What the task asks
The answer must consist of every line in the records below that contains the string "checkmark".

Material shown
⁂

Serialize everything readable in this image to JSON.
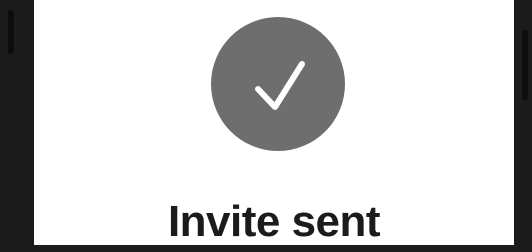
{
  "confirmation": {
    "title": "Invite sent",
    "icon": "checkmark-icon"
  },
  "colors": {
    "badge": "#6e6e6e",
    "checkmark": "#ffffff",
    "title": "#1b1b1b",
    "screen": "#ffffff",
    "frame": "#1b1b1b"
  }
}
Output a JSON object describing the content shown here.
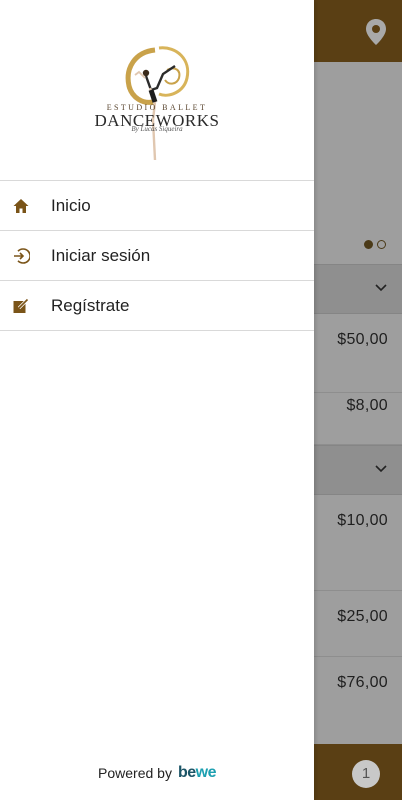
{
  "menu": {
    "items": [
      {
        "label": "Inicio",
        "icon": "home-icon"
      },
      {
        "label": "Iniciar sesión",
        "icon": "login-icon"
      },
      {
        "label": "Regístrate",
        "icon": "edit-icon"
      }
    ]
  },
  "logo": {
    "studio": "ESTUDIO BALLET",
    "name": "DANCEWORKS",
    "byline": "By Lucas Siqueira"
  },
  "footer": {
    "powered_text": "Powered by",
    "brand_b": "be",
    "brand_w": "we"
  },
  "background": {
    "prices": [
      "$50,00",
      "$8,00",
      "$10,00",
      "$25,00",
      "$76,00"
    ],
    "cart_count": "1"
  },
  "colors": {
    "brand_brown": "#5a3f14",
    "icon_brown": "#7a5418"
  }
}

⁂

Finished exercise
    "icon": "checkmark-icon"
    "checkmark": "#ffffff",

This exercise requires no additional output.